If your doctor removes a large piece of your tongue, you might need to undergo a restriction surgery.
During this surgery, your doctor will take a piece of skin or tissue from another part of the body and use it to rebuild your tongue.
It is important to note that the goal of both surgeries, either glossectomy or restriction is to remove cancer while damaging as little of your mouth as possible.
However, Glossectomy can lead to severe side effects.
These side effects include changes in how you eat, breathe, talk, and swallow.
Speech therapy can help you to learn and adjust to these changes. Additionally, talk therapy can also help you to cope.
If cancer has spread to the lymph nodes, then you will likely need surgery to remove them.
On the other hand, if the large tumor in your tongue or cancer has spread, you will need a combination of both surgery to remove the tumor and radiation.
This helps to make sure that all the tumor cells are removed or killed.

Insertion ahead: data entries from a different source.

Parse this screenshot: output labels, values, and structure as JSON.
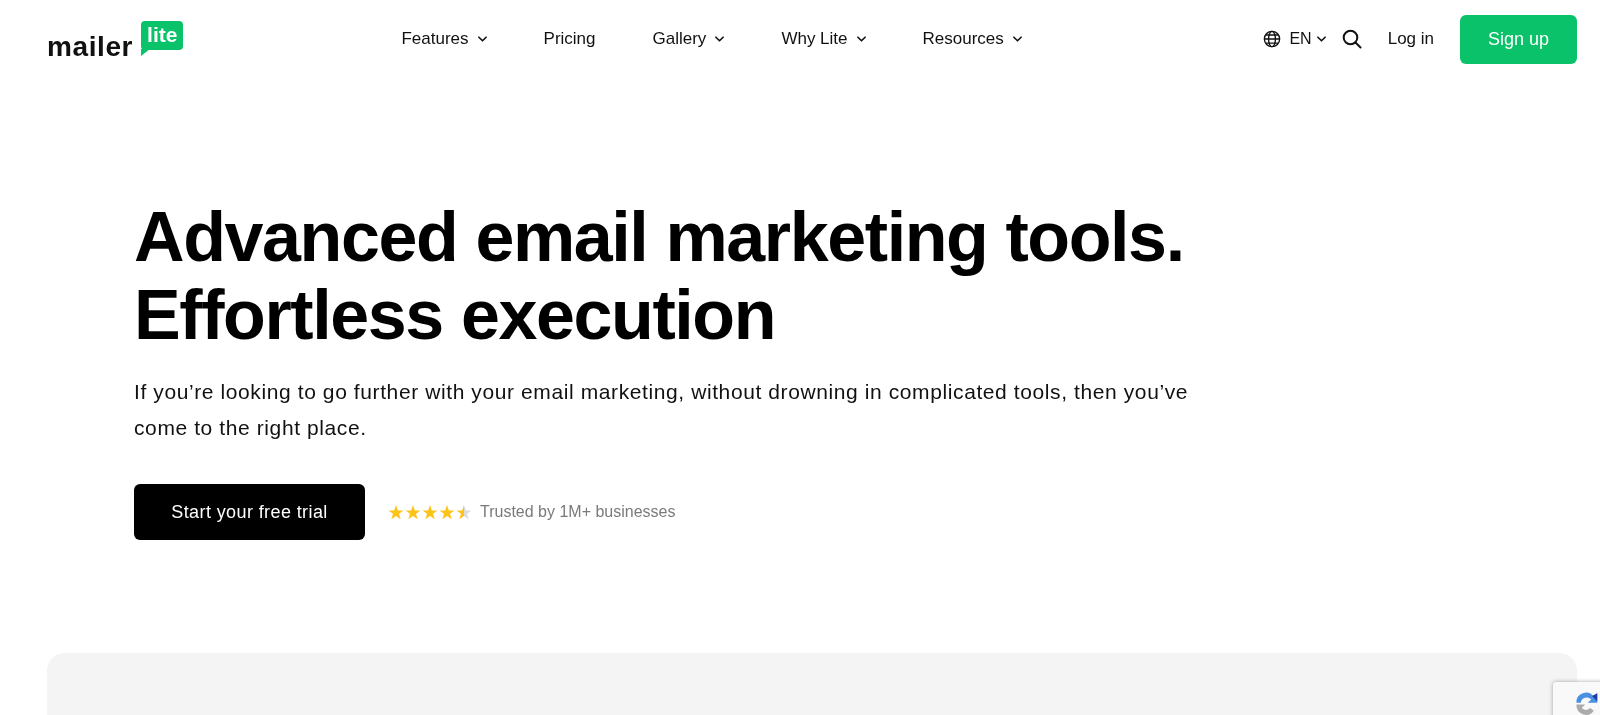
{
  "header": {
    "logo": {
      "wordmark": "mailer",
      "tag": "lite"
    },
    "nav": [
      {
        "label": "Features",
        "dropdown": true
      },
      {
        "label": "Pricing",
        "dropdown": false
      },
      {
        "label": "Gallery",
        "dropdown": true
      },
      {
        "label": "Why Lite",
        "dropdown": true
      },
      {
        "label": "Resources",
        "dropdown": true
      }
    ],
    "language": {
      "label": "EN",
      "dropdown": true
    },
    "login": "Log in",
    "signup": "Sign up"
  },
  "hero": {
    "title_lines": [
      "Advanced email marketing tools.",
      "Effortless execution"
    ],
    "subtitle": "If you’re looking to go further with your email marketing, without drowning in complicated tools, then you’ve come to the right place.",
    "cta": "Start your free trial",
    "rating": {
      "stars": 4.5,
      "text": "Trusted by 1M+ businesses"
    }
  }
}
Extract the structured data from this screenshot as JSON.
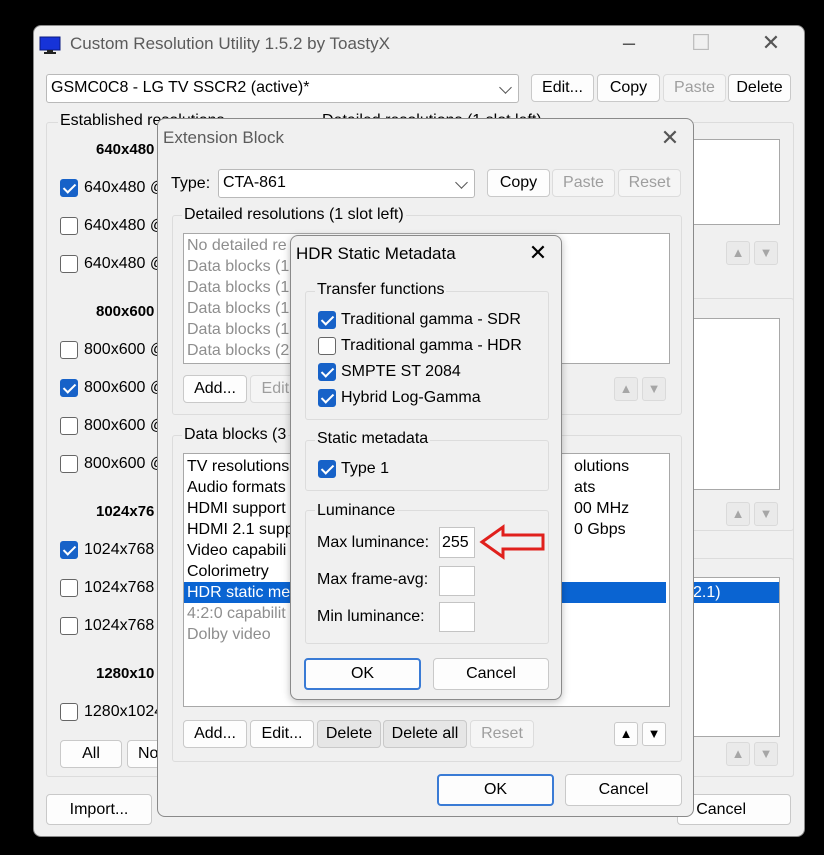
{
  "main": {
    "title": "Custom Resolution Utility 1.5.2 by ToastyX",
    "monitor_select": "GSMC0C8 - LG TV SSCR2 (active)*",
    "buttons": {
      "edit": "Edit...",
      "copy": "Copy",
      "paste": "Paste",
      "delete": "Delete"
    },
    "established_label": "Established resolutions",
    "detailed_label": "Detailed resolutions (1 slot left)",
    "groups": [
      {
        "heading": "640x480",
        "items": [
          {
            "label": "640x480 @",
            "checked": true
          },
          {
            "label": "640x480 @",
            "checked": false
          },
          {
            "label": "640x480 @",
            "checked": false
          }
        ]
      },
      {
        "heading": "800x600",
        "items": [
          {
            "label": "800x600 @",
            "checked": false
          },
          {
            "label": "800x600 @",
            "checked": true
          },
          {
            "label": "800x600 @",
            "checked": false
          },
          {
            "label": "800x600 @",
            "checked": false
          }
        ]
      },
      {
        "heading": "1024x76",
        "items": [
          {
            "label": "1024x768",
            "checked": true
          },
          {
            "label": "1024x768",
            "checked": false
          },
          {
            "label": "1024x768",
            "checked": false
          }
        ]
      },
      {
        "heading": "1280x10",
        "items": [
          {
            "label": "1280x1024",
            "checked": false
          }
        ]
      }
    ],
    "all_button": "All",
    "none_button": "No",
    "import_button": "Import...",
    "cancel_button": "Cancel",
    "right_list_rows": [
      "olutions",
      "ats",
      "00 MHz",
      "0 Gbps"
    ],
    "right_list_selected": "2.1)"
  },
  "ext": {
    "title": "Extension Block",
    "type_label": "Type:",
    "type_value": "CTA-861",
    "copy": "Copy",
    "paste": "Paste",
    "reset": "Reset",
    "detailed_label": "Detailed resolutions (1 slot left)",
    "detailed_rows": [
      "No detailed re",
      "Data blocks (1",
      "Data blocks (1",
      "Data blocks (1",
      "Data blocks (1",
      "Data blocks (2"
    ],
    "add": "Add...",
    "edit": "Edit...",
    "datablocks_label": "Data blocks (3",
    "datablock_rows": [
      "TV resolutions",
      "Audio formats",
      "HDMI support",
      "HDMI 2.1 supp",
      "Video capabili",
      "Colorimetry",
      "HDR static me",
      "4:2:0 capabilit",
      "Dolby video"
    ],
    "db_add": "Add...",
    "db_edit": "Edit...",
    "db_delete": "Delete",
    "db_delete_all": "Delete all",
    "db_reset": "Reset",
    "ok": "OK",
    "cancel": "Cancel"
  },
  "hdr": {
    "title": "HDR Static Metadata",
    "transfer_label": "Transfer functions",
    "transfer": [
      {
        "label": "Traditional gamma - SDR",
        "checked": true
      },
      {
        "label": "Traditional gamma - HDR",
        "checked": false
      },
      {
        "label": "SMPTE ST 2084",
        "checked": true
      },
      {
        "label": "Hybrid Log-Gamma",
        "checked": true
      }
    ],
    "static_label": "Static metadata",
    "type1": {
      "label": "Type 1",
      "checked": true
    },
    "luminance_label": "Luminance",
    "max_lum_label": "Max luminance:",
    "max_lum_value": "255",
    "max_frame_label": "Max frame-avg:",
    "max_frame_value": "",
    "min_lum_label": "Min luminance:",
    "min_lum_value": "",
    "ok": "OK",
    "cancel": "Cancel"
  },
  "colors": {
    "accent": "#1762c8",
    "selection": "#0a64d2",
    "annotation_arrow": "#e0201c"
  }
}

However, it can lead to side effects like dry mouth and changes in your taste.
In addition to the above treatment, your doctor may also recommend chemotherapy to treat your cancer along with surgery and/or radiation.
Preventing tongue cancer to develop is not possible, However, if you notice any signs and symptoms of tongue cancer, then you should make an appointment with a doctor as soon as possible,
The earlier your doctor can diagnose, the sooner the treatment can begin and the more favorable the outlook will be.
Certain lifestyle changes can help and minimize the risk of developing tongue cancer.
Some of these are:
Quit smoking and avoid using its by-products because the chemicals in it can increase your risk of developing cancer.
Avoid chewing tobacco and betel as it is one of those items that lead to cancer of the head and neck.
Try and eat a number of different food items, a healthy diet that includes a lot of fruits and vegetables, as a healthy diet protects your body from a number of diseases.
Make sure to practice good oral and dental hygiene.
Moreover, brushing your teeth twice daily and flossing regularly can help.
Regular dental checkups are also important as your dentist can identify any issues or disorders in the early stages, especially in your oral cavity.
It is important to receive a full course of HPV vaccine to avoid contracting this STI.
If you have tongue cancer, then the outlook of your cancer depends on the stage at which your doctor makes a diagnosis and the success of your treatment. According to stats, about 83.7% of the individuals at stage 1 cancer of mouth or pharynx will survive 5 years or more. This is in comparison to 39.1% of those in which cancer has spread.
On the other hand, if cancer has only spread locally i.e. to the lymph nodes in the neck, the survival rate is 63%. With these survival rates, earlier diagnosis often leads to better outcomes, thus, if you have a lump, ulcer, or a tongue sore, that does not go away, then you should visit your doctor. Early diagnosis means more treatment options with fewer side effects and a good 5-year survival rate.